The iShares Edge MSCI Intl Value Factor ETF (NYSEARCA:IVLU) has not been immune to the ex-U.S. slide this year, but this one of the best ETFs to consider for when international stocks bounce back. Year-to-date, IVLU is down just under 9%, but that is noticeably less bad than the double-digit loss incurred by the MSCI EAFE Index, indicating IVLU’s value tilt could position the fund for leadership status when international stocks are back in style.
IVLU tracks the MSCI World ex USA Enhanced Value Index and holds nearly 300 stocks. The fund’s three-year standard deviation is below that of several widely followed international equity indexes. Geographic diversity is a potential challenge with IVLU as just three countries – Japan, the U.K. and France – combine for two-thirds of the fund’s weight.

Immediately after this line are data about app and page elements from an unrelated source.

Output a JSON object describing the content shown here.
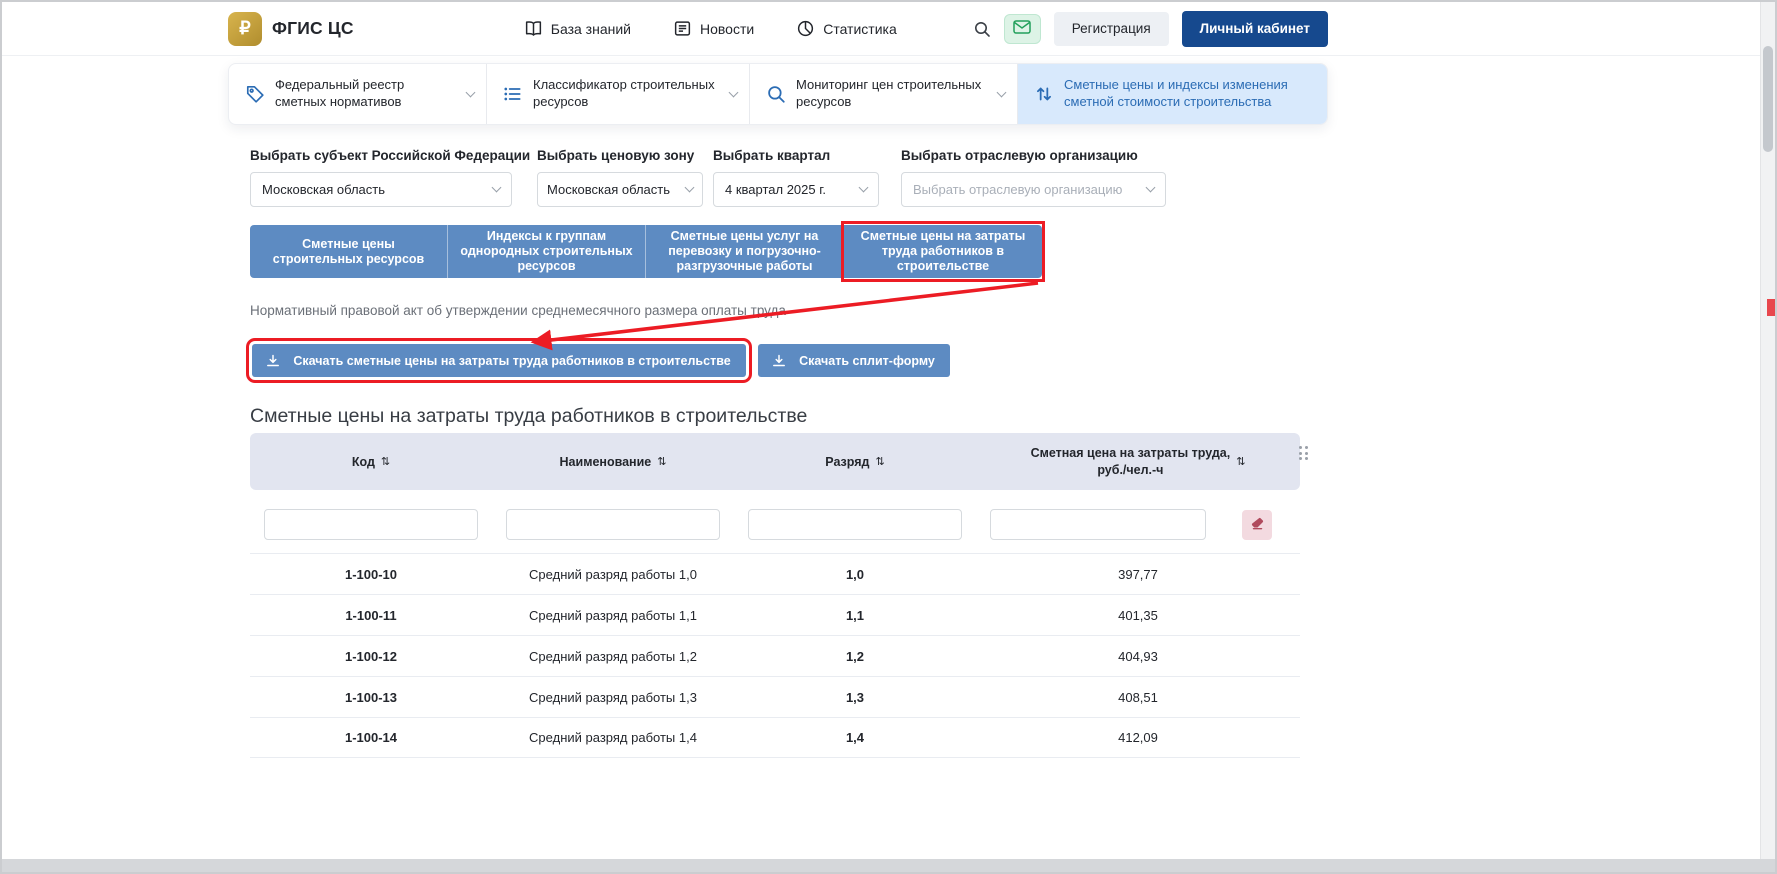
{
  "colors": {
    "brand_gold": "#C5A13E",
    "accent_blue": "#5D8BC2",
    "active_tab_bg": "#D8E9FC",
    "link_blue": "#2B6CB4",
    "dark_navy_button": "#16498E",
    "annotation_red": "#EC1C24",
    "table_header_bg": "#E2E5F0",
    "mail_green": "#22A05B"
  },
  "header": {
    "logo_glyph": "₽",
    "brand": "ФГИС ЦС",
    "nav_items": [
      {
        "label": "База знаний",
        "icon": "book-icon"
      },
      {
        "label": "Новости",
        "icon": "news-icon"
      },
      {
        "label": "Статистика",
        "icon": "stats-icon"
      }
    ],
    "register_button": "Регистрация",
    "account_button": "Личный кабинет"
  },
  "nav_tabs": [
    {
      "label": "Федеральный реестр сметных нормативов",
      "icon": "tag-icon",
      "active": false,
      "chevron": true
    },
    {
      "label": "Классификатор строительных ресурсов",
      "icon": "classifier-list-icon",
      "active": false,
      "chevron": true
    },
    {
      "label": "Мониторинг цен строительных ресурсов",
      "icon": "monitoring-search-icon",
      "active": false,
      "chevron": true
    },
    {
      "label": "Сметные цены и индексы изменения сметной стоимости строительства",
      "icon": "sort-arrows-icon",
      "active": true,
      "chevron": false
    }
  ],
  "filters": [
    {
      "label": "Выбрать субъект Российской Федерации",
      "value": "Московская область",
      "placeholder": ""
    },
    {
      "label": "Выбрать ценовую зону",
      "value": "Московская область",
      "placeholder": ""
    },
    {
      "label": "Выбрать квартал",
      "value": "4 квартал 2025 г.",
      "placeholder": ""
    },
    {
      "label": "Выбрать отраслевую организацию",
      "value": "",
      "placeholder": "Выбрать отраслевую организацию"
    }
  ],
  "segment_tabs": [
    {
      "label": "Сметные цены строительных ресурсов",
      "highlighted": false
    },
    {
      "label": "Индексы к группам однородных строительных ресурсов",
      "highlighted": false
    },
    {
      "label": "Сметные цены услуг на перевозку и погрузочно-разгрузочные работы",
      "highlighted": false
    },
    {
      "label": "Сметные цены на затраты труда работников в строительстве",
      "highlighted": true
    }
  ],
  "npa_link": "Нормативный правовой акт об утверждении среднемесячного размера оплаты труда",
  "download_buttons": [
    {
      "label": "Скачать сметные цены на затраты труда работников в строительстве",
      "icon": "download-icon",
      "highlighted": true
    },
    {
      "label": "Скачать сплит-форму",
      "icon": "download-icon",
      "highlighted": false
    }
  ],
  "section_title": "Сметные цены на затраты труда работников в строительстве",
  "table": {
    "columns": [
      {
        "label": "Код",
        "sortable": true
      },
      {
        "label": "Наименование",
        "sortable": true
      },
      {
        "label": "Разряд",
        "sortable": true
      },
      {
        "label": "Сметная цена на затраты труда, руб./чел.-ч",
        "lines": [
          "Сметная цена на затраты труда,",
          "руб./чел.-ч"
        ],
        "sortable": true
      }
    ],
    "filter_inputs": [
      {
        "value": "",
        "placeholder": ""
      },
      {
        "value": "",
        "placeholder": ""
      },
      {
        "value": "",
        "placeholder": ""
      },
      {
        "value": "",
        "placeholder": ""
      }
    ],
    "rows": [
      {
        "code": "1-100-10",
        "name": "Средний разряд работы 1,0",
        "grade": "1,0",
        "price": "397,77"
      },
      {
        "code": "1-100-11",
        "name": "Средний разряд работы 1,1",
        "grade": "1,1",
        "price": "401,35"
      },
      {
        "code": "1-100-12",
        "name": "Средний разряд работы 1,2",
        "grade": "1,2",
        "price": "404,93"
      },
      {
        "code": "1-100-13",
        "name": "Средний разряд работы 1,3",
        "grade": "1,3",
        "price": "408,51"
      },
      {
        "code": "1-100-14",
        "name": "Средний разряд работы 1,4",
        "grade": "1,4",
        "price": "412,09"
      }
    ]
  }
}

Best ETFs: Cambria Global Value ETF (GVAL)
Expense ratio: 0.69% per year
The Cambria Global Value ETF (NYSEARCA: GVAL) is another one of the best ETFs for investors searching for the combination of global exposure and a unique approach to valuation metrics. Rather than focus on traditional price-to-earnings, GVAL emphasizes the metric known as the cyclically adjusted price-earnings ratio, or CAPE.
Another point speaks to GVAL’s best ETFs status: simplicity of investment objective. GVAL is rooted in the notion that when a security’s starting valuations are low, its expected future returns can be higher.

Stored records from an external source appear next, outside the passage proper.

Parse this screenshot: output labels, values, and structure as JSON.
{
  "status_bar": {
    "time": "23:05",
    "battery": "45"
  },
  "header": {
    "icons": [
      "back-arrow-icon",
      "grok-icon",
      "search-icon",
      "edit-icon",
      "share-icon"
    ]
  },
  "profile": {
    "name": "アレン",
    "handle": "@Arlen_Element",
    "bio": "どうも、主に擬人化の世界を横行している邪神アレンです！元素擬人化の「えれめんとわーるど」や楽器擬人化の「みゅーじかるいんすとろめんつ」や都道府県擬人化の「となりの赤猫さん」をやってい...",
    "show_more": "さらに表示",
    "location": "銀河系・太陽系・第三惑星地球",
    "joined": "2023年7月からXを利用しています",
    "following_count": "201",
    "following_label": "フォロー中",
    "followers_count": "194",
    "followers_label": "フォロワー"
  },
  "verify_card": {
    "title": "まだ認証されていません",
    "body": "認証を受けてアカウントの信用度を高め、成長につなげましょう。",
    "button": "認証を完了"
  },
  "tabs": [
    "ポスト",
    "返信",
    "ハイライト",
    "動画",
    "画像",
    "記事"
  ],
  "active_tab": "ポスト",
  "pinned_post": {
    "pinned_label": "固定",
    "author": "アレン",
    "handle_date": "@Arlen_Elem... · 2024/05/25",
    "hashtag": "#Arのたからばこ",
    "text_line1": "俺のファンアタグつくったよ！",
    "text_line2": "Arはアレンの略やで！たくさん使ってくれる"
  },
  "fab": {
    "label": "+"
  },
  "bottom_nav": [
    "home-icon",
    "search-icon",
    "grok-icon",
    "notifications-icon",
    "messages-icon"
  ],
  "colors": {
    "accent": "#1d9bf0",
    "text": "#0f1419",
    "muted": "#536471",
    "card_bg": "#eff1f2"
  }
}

GVAL’s selection universe includes 45 developed and emerging markets with the top 25% with the lowest CAPEs making the cut. As of the end of the third quarter, Israel and Portugal combined for over a quarter of GVAL’s weight.
Best ETFs: Invesco S&P MidCap 400 Pure Value ETF (RFV)
Expense ratio: 0.35% per year
Mid-cap stocks can be part of the value proposition and that combination has proven rewarding over long holding periods. In fact, some of the best ETFs in the mid-cap arena are value funds. That group includes the Invesco S&P MidCap 400 Pure Value ETF (NYSEARCA:RFV). RFV, which debuted in 2006, follows the S&P MidCap 400 Pure Value Index.
That benchmark “measures the performance of securities that exhibit strong value characteristics in the S&P MidCap 400 Index. Value is measured by the following risk factors: book value-to-price ratio, earnings-price ratio and sales-price ratio,” according to Invesco.
RFV holds 86 stocks, over half of which hail from the financial services, energy and consumer discretionary sectors. RFV lost 7% in October, but if history repeats, investors will find this is one of the best ETFs to own in the mid-cap segment over multi-year holdings periods.
As of this writing, Todd Shriber does not own any of the aforementioned securities.